══ MATERIAL FOR THE TASK ══
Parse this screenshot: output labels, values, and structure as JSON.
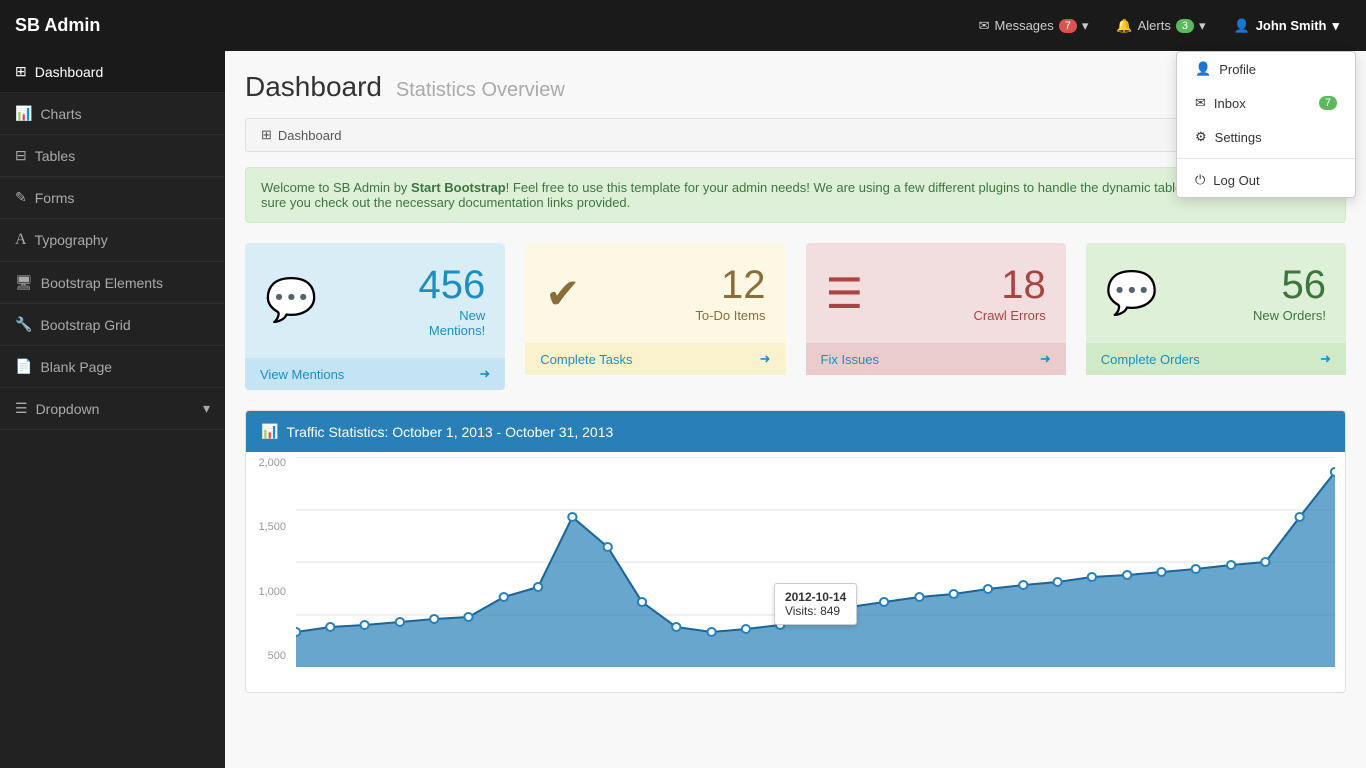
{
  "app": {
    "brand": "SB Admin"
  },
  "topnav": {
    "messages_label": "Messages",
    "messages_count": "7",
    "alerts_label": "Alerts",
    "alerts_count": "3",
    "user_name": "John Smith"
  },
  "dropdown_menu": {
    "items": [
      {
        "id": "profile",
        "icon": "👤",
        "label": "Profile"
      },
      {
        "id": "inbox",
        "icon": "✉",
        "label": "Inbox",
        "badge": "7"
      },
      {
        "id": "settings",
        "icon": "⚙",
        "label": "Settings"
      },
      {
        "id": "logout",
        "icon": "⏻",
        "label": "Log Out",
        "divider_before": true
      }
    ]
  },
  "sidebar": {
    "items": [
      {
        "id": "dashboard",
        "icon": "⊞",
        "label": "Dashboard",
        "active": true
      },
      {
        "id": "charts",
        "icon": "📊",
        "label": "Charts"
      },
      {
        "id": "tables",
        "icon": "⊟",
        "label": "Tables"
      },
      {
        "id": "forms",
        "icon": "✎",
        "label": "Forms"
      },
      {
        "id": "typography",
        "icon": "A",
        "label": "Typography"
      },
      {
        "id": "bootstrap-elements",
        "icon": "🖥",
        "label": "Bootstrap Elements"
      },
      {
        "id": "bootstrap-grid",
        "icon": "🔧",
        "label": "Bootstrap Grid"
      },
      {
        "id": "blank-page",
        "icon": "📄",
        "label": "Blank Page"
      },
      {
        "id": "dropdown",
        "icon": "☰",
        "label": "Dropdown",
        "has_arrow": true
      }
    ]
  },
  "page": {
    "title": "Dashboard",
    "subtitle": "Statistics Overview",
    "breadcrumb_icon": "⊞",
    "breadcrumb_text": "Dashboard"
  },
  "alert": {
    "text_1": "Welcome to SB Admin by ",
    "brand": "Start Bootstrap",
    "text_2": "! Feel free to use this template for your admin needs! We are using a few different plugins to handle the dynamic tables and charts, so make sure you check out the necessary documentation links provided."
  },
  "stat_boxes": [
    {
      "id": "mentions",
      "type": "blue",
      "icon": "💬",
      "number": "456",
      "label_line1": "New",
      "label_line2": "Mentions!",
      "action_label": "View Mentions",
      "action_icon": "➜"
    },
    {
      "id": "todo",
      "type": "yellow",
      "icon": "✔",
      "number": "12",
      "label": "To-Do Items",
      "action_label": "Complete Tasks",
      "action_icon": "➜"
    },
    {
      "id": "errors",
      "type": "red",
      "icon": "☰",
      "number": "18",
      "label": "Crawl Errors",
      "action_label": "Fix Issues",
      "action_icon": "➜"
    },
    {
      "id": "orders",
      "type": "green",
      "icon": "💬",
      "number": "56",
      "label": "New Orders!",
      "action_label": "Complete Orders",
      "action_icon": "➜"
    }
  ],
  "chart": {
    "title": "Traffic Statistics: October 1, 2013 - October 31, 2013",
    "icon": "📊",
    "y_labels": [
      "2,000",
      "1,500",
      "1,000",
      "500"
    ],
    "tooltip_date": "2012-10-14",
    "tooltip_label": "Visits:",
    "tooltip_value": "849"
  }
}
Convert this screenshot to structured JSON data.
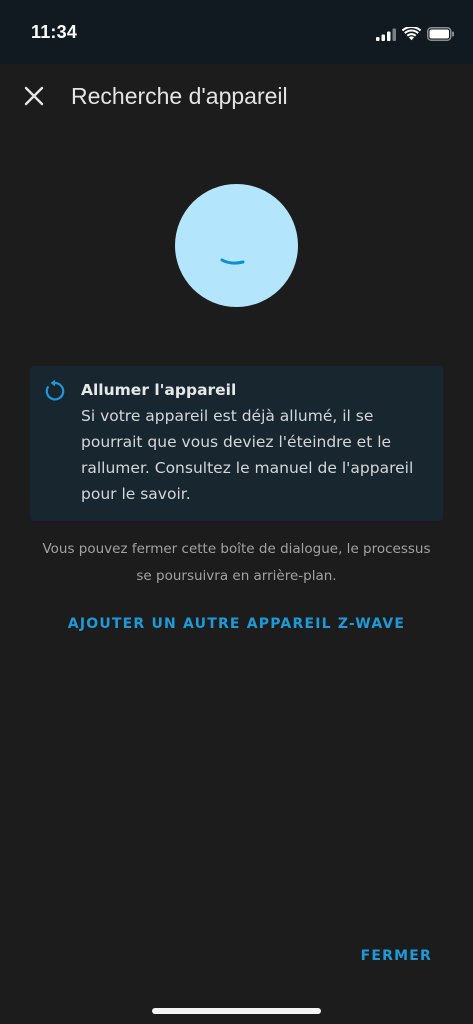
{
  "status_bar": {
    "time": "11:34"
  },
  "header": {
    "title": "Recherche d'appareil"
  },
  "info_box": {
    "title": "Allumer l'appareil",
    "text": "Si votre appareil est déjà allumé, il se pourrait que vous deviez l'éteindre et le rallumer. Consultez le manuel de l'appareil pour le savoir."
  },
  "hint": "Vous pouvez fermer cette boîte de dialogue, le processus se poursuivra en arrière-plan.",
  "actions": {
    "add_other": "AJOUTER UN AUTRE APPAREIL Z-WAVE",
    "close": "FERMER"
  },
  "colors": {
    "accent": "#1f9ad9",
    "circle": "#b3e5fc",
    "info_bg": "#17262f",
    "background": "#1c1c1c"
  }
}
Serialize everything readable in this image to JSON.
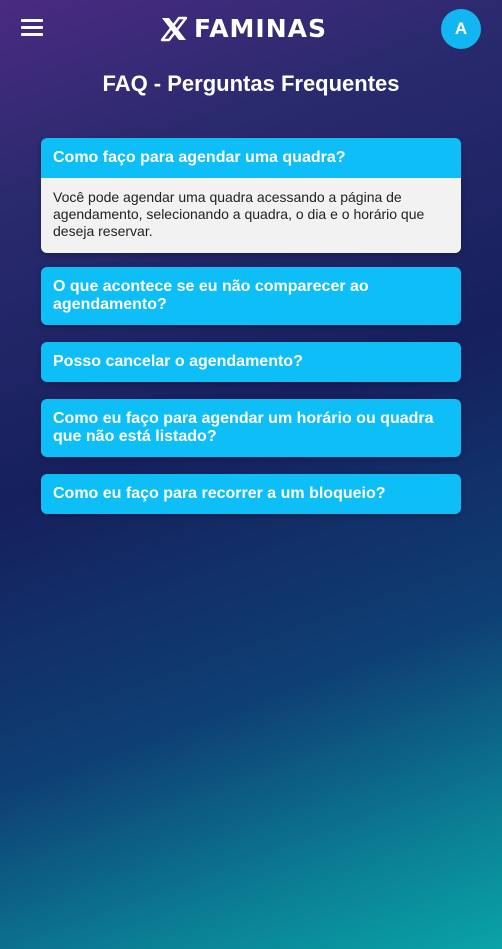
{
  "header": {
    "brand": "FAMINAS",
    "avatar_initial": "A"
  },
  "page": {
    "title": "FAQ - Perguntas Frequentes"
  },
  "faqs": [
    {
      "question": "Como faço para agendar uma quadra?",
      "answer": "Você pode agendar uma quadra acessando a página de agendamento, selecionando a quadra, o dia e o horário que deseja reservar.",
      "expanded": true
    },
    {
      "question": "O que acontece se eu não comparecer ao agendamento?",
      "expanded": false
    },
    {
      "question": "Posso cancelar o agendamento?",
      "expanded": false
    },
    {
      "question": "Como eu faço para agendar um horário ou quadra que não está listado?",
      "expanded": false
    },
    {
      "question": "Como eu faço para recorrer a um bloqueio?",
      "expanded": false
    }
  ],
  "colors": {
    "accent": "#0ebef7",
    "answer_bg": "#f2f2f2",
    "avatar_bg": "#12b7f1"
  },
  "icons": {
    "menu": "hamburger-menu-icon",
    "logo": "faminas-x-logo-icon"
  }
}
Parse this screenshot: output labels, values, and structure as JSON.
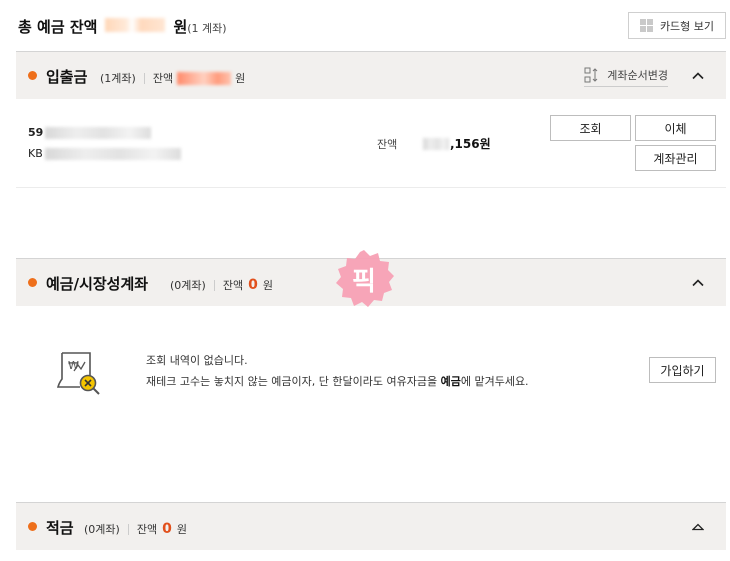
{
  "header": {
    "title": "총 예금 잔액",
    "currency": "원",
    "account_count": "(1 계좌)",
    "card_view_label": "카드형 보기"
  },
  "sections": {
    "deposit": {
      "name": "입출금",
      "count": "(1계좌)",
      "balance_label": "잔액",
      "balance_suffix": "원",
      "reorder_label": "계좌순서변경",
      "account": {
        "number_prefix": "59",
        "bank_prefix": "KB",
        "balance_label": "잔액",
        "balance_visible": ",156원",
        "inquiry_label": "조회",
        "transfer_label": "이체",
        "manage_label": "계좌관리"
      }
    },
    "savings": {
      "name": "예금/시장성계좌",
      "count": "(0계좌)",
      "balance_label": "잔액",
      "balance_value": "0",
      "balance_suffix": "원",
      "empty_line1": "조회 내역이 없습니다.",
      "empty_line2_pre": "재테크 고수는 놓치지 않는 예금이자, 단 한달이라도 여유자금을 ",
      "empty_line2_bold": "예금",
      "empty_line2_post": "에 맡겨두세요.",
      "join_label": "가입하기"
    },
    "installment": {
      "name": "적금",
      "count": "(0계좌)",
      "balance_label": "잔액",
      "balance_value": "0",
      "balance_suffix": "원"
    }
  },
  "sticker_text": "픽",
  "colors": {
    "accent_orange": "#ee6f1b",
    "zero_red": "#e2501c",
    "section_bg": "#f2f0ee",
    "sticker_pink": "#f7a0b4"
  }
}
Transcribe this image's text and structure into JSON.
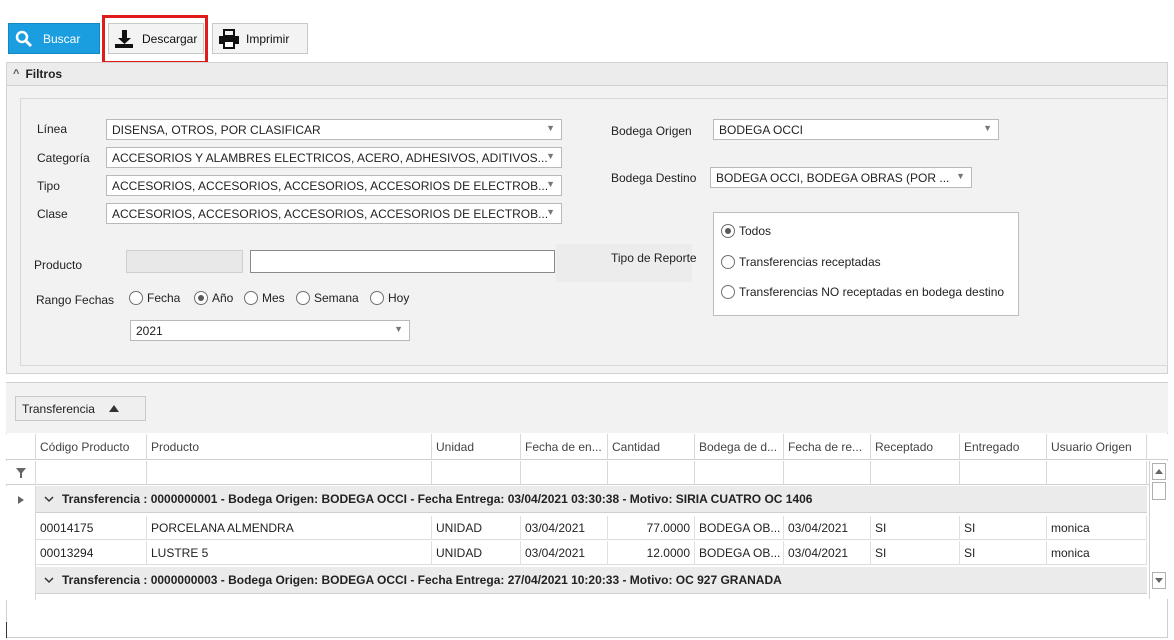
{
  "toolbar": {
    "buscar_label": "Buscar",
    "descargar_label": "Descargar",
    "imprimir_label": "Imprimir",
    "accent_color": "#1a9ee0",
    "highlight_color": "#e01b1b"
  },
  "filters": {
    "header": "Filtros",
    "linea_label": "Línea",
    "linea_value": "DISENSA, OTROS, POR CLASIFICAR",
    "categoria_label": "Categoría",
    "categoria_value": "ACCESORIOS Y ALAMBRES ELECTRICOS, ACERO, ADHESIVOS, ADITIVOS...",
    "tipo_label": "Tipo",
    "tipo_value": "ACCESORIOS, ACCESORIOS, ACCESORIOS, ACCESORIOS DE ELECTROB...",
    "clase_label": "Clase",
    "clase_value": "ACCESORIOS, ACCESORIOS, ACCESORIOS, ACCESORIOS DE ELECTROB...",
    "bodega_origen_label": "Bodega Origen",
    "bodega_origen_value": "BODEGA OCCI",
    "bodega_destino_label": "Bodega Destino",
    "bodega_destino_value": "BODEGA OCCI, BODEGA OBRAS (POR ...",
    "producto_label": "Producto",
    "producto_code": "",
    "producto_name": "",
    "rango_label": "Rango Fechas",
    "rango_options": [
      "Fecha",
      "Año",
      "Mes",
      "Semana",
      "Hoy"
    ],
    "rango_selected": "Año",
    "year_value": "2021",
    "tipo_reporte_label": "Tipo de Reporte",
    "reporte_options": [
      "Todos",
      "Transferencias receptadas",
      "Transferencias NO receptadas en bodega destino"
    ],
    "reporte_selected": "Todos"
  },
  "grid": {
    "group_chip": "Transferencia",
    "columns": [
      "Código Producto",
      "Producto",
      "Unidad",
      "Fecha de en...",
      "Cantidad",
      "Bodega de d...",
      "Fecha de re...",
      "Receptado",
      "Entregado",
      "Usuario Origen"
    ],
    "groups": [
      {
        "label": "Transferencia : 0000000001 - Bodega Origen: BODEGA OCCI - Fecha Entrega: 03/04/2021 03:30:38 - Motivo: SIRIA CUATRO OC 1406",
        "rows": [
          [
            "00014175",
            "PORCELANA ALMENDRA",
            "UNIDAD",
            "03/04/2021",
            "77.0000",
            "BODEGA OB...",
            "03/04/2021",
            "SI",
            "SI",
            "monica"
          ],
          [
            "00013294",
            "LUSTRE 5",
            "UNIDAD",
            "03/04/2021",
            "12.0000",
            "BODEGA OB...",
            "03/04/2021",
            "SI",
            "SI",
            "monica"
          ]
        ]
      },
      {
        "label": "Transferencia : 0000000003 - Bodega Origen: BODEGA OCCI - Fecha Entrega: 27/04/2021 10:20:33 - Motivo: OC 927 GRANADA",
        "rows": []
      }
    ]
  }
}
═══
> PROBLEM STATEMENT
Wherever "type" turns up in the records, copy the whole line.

> FINISHED EXERCISE
      "type": "blue",
      "type": "yellow",
      "type": "red",
      "type": "green",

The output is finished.